Exercise brief:
Every line of the records that holds the word "Analytically" should be copied out.
-.-.-
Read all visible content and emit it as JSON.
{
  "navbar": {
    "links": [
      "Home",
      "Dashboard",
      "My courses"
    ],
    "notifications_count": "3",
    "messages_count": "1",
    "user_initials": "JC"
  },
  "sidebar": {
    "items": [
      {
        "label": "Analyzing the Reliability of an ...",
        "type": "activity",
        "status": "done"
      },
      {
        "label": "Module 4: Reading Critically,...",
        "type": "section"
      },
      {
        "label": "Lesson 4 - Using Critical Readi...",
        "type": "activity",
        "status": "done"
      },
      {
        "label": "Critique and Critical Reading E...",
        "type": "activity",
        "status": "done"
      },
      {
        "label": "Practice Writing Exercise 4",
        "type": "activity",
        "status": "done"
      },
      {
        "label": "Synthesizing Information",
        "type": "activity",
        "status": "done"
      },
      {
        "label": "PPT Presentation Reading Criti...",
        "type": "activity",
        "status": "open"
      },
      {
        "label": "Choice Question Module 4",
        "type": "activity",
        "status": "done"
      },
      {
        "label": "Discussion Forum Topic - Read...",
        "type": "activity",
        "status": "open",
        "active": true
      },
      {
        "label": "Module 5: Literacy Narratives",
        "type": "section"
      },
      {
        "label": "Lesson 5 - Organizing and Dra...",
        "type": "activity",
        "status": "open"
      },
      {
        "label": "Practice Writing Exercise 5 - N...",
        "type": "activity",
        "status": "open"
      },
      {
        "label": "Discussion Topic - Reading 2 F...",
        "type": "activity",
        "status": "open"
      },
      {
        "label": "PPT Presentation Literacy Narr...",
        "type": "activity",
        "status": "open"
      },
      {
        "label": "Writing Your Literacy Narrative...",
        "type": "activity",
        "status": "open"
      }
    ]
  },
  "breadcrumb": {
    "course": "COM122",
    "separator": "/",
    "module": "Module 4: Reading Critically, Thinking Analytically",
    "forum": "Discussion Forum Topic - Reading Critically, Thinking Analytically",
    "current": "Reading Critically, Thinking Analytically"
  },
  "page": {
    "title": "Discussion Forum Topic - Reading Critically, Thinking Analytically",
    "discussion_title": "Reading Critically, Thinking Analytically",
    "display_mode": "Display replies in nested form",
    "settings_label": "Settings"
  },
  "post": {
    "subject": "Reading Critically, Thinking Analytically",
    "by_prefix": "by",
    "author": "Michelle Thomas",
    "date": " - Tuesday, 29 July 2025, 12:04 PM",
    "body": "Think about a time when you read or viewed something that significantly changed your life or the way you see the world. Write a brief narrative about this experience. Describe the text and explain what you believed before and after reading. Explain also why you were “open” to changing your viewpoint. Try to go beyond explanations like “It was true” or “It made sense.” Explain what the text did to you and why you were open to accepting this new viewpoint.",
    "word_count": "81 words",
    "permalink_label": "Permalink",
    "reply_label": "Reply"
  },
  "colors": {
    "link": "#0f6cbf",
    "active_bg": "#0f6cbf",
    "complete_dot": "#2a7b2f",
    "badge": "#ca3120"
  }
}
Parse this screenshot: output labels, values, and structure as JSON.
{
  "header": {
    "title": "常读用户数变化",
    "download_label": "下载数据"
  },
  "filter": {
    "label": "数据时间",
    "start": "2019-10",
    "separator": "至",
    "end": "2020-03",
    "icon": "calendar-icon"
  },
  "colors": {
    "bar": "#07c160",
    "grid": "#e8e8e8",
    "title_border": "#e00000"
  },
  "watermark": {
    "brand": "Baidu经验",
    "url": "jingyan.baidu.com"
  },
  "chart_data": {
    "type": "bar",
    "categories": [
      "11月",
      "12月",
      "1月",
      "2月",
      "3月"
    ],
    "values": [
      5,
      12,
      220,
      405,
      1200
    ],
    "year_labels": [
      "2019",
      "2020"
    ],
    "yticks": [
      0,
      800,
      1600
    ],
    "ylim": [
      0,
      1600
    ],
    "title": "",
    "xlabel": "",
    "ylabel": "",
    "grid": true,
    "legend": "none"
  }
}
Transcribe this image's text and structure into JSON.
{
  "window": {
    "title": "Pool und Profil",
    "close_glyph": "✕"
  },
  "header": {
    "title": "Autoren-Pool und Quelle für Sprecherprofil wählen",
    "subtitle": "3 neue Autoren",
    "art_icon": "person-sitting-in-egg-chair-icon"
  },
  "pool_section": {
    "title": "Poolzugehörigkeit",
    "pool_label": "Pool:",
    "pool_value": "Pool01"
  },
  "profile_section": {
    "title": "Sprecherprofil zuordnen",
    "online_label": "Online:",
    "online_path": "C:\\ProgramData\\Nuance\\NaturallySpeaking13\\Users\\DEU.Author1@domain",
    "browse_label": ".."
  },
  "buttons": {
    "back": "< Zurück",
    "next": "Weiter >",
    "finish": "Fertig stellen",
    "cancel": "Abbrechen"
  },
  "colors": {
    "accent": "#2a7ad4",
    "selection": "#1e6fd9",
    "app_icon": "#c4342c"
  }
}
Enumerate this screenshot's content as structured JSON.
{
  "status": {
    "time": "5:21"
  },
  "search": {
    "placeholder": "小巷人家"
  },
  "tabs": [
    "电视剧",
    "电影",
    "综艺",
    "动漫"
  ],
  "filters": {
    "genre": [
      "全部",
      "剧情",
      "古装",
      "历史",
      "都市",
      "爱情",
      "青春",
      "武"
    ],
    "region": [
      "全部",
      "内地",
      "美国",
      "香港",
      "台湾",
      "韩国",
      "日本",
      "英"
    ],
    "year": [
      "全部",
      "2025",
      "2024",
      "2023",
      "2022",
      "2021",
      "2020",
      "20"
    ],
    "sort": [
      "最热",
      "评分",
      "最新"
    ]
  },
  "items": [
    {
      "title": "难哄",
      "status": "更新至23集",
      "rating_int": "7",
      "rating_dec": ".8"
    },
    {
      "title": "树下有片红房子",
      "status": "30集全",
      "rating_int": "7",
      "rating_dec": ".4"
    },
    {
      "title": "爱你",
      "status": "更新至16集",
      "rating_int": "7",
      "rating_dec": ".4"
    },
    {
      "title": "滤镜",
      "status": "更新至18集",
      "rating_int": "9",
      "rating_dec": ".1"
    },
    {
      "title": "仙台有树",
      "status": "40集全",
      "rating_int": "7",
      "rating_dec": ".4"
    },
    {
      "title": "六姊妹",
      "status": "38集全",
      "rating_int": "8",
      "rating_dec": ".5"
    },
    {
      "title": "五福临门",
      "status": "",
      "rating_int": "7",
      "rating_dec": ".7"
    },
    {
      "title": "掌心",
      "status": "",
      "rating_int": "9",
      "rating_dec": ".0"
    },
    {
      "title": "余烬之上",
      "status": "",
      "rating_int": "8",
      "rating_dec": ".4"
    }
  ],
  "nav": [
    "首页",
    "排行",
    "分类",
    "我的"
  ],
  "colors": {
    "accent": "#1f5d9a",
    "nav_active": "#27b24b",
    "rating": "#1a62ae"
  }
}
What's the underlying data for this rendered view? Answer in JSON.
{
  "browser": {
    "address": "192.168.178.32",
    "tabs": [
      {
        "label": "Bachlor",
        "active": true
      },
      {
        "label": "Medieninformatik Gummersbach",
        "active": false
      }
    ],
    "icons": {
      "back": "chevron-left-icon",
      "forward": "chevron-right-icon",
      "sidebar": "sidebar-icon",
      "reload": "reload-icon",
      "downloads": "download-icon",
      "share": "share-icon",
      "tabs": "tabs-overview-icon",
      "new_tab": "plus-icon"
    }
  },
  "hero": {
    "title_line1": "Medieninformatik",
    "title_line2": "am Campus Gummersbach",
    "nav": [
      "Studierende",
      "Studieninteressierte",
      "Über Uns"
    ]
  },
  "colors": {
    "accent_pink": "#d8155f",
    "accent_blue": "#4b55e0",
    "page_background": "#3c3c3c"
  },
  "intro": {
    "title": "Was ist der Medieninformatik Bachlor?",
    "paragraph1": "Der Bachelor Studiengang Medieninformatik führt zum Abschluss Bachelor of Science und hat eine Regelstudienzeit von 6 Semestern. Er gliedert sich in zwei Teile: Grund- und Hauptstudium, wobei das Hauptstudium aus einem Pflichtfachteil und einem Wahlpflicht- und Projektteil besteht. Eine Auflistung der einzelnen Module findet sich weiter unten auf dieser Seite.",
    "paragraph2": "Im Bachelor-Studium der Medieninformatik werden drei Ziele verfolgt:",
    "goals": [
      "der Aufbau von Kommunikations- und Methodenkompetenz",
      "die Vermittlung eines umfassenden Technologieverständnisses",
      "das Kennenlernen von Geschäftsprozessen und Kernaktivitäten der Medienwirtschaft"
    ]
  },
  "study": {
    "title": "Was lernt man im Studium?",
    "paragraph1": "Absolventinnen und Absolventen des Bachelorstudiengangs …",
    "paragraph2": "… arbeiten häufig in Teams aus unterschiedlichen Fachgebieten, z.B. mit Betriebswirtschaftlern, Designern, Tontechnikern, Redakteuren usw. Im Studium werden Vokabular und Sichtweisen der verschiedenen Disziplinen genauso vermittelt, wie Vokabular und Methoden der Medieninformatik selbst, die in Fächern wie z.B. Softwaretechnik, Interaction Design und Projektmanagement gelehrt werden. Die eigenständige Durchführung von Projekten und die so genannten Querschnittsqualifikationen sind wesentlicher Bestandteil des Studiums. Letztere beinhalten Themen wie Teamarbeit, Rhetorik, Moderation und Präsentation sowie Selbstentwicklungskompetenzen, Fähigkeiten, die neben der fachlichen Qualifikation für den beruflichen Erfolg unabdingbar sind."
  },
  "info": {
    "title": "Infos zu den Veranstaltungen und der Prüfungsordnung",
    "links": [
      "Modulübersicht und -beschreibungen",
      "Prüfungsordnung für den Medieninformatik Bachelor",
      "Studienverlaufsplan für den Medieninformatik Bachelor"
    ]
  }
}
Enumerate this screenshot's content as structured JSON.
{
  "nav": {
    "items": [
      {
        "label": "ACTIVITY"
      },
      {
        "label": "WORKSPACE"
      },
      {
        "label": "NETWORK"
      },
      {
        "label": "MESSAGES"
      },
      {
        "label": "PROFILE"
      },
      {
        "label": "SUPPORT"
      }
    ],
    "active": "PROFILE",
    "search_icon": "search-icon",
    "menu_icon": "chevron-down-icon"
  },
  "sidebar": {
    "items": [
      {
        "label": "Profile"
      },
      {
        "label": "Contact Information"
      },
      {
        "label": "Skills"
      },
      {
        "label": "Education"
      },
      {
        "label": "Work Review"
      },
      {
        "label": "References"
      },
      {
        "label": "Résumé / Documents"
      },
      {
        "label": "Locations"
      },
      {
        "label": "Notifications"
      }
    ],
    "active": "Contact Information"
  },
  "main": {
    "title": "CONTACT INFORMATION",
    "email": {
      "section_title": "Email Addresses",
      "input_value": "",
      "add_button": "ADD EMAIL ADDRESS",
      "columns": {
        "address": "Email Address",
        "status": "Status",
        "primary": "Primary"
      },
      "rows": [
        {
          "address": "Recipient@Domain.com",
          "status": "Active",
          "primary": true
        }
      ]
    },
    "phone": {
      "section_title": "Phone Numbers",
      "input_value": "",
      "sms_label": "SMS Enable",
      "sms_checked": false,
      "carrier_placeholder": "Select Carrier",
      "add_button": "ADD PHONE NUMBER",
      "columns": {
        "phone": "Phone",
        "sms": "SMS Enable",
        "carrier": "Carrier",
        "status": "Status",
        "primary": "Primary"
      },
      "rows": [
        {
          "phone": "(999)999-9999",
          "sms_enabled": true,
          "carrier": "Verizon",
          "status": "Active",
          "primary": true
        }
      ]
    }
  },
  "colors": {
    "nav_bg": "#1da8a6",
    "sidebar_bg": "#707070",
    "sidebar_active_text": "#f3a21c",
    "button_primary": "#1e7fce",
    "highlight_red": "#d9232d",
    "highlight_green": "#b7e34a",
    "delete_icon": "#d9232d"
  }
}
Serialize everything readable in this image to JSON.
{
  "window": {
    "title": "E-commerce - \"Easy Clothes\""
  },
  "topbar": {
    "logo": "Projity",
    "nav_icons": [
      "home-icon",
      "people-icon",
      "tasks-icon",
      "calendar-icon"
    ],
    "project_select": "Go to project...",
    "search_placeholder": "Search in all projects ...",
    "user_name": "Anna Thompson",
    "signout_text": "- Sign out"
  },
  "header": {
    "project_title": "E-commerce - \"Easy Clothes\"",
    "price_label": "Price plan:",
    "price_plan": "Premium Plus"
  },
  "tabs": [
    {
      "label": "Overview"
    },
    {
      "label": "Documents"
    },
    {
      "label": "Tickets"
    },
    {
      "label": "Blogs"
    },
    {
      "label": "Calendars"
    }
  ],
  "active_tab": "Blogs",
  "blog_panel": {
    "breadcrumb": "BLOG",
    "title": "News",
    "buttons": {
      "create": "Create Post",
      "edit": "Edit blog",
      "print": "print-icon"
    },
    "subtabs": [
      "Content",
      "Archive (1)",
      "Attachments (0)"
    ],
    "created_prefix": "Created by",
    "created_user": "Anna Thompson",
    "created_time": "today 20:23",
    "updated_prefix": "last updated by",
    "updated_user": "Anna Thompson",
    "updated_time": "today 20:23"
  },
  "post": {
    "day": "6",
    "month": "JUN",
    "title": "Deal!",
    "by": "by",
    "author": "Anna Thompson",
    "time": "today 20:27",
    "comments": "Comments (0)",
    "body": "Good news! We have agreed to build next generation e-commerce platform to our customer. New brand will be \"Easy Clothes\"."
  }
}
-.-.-
Solution to the problem:
    "module": "Module 4: Reading Critically, Thinking Analytically",
    "forum": "Discussion Forum Topic - Reading Critically, Thinking Analytically",
    "current": "Reading Critically, Thinking Analytically"
    "title": "Discussion Forum Topic - Reading Critically, Thinking Analytically",
    "discussion_title": "Reading Critically, Thinking Analytically",
    "subject": "Reading Critically, Thinking Analytically",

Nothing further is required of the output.